- Google Analytics ‘organic’ data will include visits from other search engines, whereas Search Console only reports on metrics from Google search
How to use your Search Console data in Google Analytics
Now you know how to import your search console data into Analytics, let’s look at how to use it. You can already access the data in the Search Console performance report, so what are the advantages of using Google Analytics to analyse your Search Console data?
More charting timeframes
Although Search Console includes charts for viewing your data, these only show data on a daily level.
In Google Analytics, we can now view the same data in daily, weekly or monthly charts.
The option of weekly and monthly charts can make it much easier to analyse your data and spot patterns over longer timeframes. This is especially helpful when comparing data over different periods.
View engagement metrics and conversion data
One of the biggest advantages of viewing the data in Analytics is the ability to see engagement metrics and conversion data for the pages being reported.
To access this data, you need to select the ‘Landing Pages’ report within the Search Console menu.
This view will show you standard Google Analytics engagement metrics for each of your pages such as Bounce Rate and Pages per sessions, as well as conversion data.

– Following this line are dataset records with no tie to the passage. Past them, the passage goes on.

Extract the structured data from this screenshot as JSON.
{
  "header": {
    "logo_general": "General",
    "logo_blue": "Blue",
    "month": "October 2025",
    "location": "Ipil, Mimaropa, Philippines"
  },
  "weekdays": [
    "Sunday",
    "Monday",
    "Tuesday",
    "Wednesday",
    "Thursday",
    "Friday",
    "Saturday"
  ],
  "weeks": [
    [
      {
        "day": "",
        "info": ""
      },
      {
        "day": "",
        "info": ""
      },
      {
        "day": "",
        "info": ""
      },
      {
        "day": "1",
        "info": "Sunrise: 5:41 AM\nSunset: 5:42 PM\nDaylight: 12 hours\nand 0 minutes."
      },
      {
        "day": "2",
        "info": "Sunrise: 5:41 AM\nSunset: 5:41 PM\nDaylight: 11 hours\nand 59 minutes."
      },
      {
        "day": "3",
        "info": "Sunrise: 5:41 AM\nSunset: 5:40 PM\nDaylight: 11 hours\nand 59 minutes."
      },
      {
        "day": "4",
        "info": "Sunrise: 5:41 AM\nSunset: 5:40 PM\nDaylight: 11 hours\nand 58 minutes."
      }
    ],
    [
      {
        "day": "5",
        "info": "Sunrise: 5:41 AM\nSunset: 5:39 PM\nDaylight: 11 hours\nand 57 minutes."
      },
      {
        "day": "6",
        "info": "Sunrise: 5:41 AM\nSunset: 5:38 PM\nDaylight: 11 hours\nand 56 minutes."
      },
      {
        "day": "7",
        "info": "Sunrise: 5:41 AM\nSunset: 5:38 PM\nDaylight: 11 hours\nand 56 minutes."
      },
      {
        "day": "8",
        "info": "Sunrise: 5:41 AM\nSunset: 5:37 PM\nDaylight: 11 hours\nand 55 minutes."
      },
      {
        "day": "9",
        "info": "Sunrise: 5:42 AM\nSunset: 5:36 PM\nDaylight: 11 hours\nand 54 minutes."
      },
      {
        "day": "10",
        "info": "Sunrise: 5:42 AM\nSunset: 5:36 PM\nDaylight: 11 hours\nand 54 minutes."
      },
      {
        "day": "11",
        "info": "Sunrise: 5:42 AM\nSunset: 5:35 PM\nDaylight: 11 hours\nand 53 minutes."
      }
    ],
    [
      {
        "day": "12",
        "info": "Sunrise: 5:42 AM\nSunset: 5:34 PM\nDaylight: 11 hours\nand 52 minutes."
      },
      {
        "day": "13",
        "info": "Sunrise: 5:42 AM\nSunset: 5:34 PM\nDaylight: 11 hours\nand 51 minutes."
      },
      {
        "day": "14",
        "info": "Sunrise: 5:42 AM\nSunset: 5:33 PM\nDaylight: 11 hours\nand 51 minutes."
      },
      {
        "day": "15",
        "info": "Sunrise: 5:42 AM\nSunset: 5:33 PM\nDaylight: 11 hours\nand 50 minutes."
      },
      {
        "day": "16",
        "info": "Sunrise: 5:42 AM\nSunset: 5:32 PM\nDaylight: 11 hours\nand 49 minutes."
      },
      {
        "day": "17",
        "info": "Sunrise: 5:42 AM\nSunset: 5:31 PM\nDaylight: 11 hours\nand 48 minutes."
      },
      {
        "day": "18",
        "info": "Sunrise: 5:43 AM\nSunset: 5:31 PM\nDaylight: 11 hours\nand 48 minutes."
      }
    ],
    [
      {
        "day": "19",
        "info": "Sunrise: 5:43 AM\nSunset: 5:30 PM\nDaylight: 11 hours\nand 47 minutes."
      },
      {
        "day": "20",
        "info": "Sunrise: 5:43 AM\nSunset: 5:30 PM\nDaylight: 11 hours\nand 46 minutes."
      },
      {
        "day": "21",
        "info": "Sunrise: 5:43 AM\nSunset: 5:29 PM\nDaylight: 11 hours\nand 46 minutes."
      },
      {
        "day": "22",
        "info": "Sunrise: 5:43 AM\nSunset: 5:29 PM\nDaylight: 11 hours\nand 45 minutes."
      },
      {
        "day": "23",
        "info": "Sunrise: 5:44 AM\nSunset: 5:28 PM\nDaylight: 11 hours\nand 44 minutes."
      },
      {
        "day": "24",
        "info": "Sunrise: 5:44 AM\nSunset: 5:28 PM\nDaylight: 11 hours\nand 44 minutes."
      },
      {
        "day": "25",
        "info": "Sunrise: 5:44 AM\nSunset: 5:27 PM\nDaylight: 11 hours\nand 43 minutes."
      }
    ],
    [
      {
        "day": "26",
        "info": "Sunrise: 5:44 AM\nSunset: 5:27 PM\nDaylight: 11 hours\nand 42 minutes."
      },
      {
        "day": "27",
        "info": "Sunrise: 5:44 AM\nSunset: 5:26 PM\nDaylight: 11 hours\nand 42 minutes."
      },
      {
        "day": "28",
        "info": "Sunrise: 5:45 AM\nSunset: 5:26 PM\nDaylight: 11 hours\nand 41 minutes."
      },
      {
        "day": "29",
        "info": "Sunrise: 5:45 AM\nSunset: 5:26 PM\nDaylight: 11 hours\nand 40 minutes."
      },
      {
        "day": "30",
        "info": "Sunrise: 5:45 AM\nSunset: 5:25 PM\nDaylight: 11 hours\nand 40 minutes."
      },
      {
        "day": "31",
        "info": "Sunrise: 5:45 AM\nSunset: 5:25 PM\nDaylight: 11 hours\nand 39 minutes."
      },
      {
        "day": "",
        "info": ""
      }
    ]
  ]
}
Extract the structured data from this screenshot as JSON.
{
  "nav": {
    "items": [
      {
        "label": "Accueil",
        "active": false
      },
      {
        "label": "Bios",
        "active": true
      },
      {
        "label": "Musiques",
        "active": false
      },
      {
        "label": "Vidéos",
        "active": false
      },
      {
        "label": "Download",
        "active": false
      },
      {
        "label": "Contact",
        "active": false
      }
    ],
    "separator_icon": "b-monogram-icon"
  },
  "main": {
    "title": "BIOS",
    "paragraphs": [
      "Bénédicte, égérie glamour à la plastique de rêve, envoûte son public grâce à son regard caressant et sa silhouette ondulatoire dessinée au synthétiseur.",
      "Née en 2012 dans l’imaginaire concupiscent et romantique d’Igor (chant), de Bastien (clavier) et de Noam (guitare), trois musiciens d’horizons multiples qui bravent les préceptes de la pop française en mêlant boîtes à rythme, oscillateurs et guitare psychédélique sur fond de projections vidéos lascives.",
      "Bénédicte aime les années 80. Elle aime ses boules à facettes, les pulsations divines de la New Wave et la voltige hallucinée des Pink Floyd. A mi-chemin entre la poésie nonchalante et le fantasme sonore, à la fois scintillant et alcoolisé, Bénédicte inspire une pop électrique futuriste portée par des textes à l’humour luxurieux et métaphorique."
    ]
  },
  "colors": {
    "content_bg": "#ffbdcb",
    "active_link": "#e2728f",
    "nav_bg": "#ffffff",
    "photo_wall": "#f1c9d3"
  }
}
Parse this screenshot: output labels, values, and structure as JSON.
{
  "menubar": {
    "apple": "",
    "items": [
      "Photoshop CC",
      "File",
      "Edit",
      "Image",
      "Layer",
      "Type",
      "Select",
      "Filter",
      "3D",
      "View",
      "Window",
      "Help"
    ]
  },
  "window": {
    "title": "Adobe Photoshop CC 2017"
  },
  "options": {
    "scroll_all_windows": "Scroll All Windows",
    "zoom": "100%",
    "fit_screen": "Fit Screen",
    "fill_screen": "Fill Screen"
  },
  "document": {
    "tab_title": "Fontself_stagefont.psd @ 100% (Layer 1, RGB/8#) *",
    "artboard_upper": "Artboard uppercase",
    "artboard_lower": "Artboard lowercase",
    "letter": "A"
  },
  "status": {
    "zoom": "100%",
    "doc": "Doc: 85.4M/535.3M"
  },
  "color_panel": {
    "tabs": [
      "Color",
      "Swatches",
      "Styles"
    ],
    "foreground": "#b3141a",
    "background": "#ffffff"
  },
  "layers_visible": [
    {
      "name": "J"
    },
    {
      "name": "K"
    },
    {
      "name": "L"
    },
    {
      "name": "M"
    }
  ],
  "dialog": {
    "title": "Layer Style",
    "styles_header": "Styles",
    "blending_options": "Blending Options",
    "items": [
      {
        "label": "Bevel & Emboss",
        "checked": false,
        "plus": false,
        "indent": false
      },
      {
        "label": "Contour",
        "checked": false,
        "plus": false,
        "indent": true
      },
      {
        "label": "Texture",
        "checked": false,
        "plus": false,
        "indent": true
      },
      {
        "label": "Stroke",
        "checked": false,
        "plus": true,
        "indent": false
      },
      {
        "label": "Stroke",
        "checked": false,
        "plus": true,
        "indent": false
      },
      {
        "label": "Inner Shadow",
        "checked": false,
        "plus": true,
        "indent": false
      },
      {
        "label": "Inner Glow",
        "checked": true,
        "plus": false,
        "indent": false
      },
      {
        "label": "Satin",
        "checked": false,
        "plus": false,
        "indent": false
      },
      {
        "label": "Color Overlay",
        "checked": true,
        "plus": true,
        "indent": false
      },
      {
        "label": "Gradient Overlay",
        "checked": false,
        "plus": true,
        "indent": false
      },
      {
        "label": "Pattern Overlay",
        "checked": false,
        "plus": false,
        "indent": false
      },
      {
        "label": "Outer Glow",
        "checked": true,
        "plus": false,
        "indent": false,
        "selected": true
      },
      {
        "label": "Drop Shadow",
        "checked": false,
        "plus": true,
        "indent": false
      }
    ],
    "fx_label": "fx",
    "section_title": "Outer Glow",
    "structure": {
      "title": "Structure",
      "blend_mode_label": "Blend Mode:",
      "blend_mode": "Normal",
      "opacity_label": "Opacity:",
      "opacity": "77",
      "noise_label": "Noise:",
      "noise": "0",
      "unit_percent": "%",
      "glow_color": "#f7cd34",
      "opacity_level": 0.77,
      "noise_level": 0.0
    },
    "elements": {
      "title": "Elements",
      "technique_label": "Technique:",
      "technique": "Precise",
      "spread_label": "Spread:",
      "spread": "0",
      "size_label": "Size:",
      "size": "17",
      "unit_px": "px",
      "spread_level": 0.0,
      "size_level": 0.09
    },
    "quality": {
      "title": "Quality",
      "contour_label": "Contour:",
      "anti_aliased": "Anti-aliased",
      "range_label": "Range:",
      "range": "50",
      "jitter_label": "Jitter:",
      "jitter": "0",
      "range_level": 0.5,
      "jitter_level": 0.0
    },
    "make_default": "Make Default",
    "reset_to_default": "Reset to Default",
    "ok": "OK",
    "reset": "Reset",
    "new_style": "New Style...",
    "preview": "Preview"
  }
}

As we can see in the example below, if you have goal tracking set up on-site, you can also display the number of goal conversations for each individual page.
In this instance, we’ve chosen to order the data using conversions so that we can see the highest converting pages first. This helps to identify your most valuable pages. Clicking on the individual pages will now show the query view for that page.
Here we can see the impressions data showing the queries people are searching for the most that are relevant to our page. Alternatively, we can identify queries we might wish to optimize our page towards by sorting the data via Average Position.
Here, we can look for the queries that we already rank reasonably well for that also have the highest level of impressions. These terms are likely to provide the easiest wins if we can improve rankings towards the top 3 positions on Google and so become priorities for optimization.
Measure engagement across different devices
We can view device-specific data via the ‘Devices’ report within the Search Console menu.
Viewing this in Analytics, rather than Search Console, enables us to spot differences in engagement across different device types.
This becomes more useful when we click through to the individual device reports.
We can now look at engagement metrics for different devices at a page by page level.
We can use these reports to look for inconsistencies in the way pages perform across different devices. For example, we can see from the above examples that conversion rates are much lower on mobile. However, bounce rates are also lower. This suggests that although mobile users are happy enough with the mobile design, we might want to look at how we can improve calls to action on mobile pages.
We can also identify issues with individual pages. From this example, we can see that the page /en-gb/training has a much lower bounce rate (18.26%) on desktop than it does on mobile (35.52%). We would definitely want to review the design of this page on mobile to consider how we could increase engagement rates.
Learn more about SEO
If you want to learn more about how to find - and how to use - data to improve your site’s organic search performance, we offer a wide range of SEO training courses.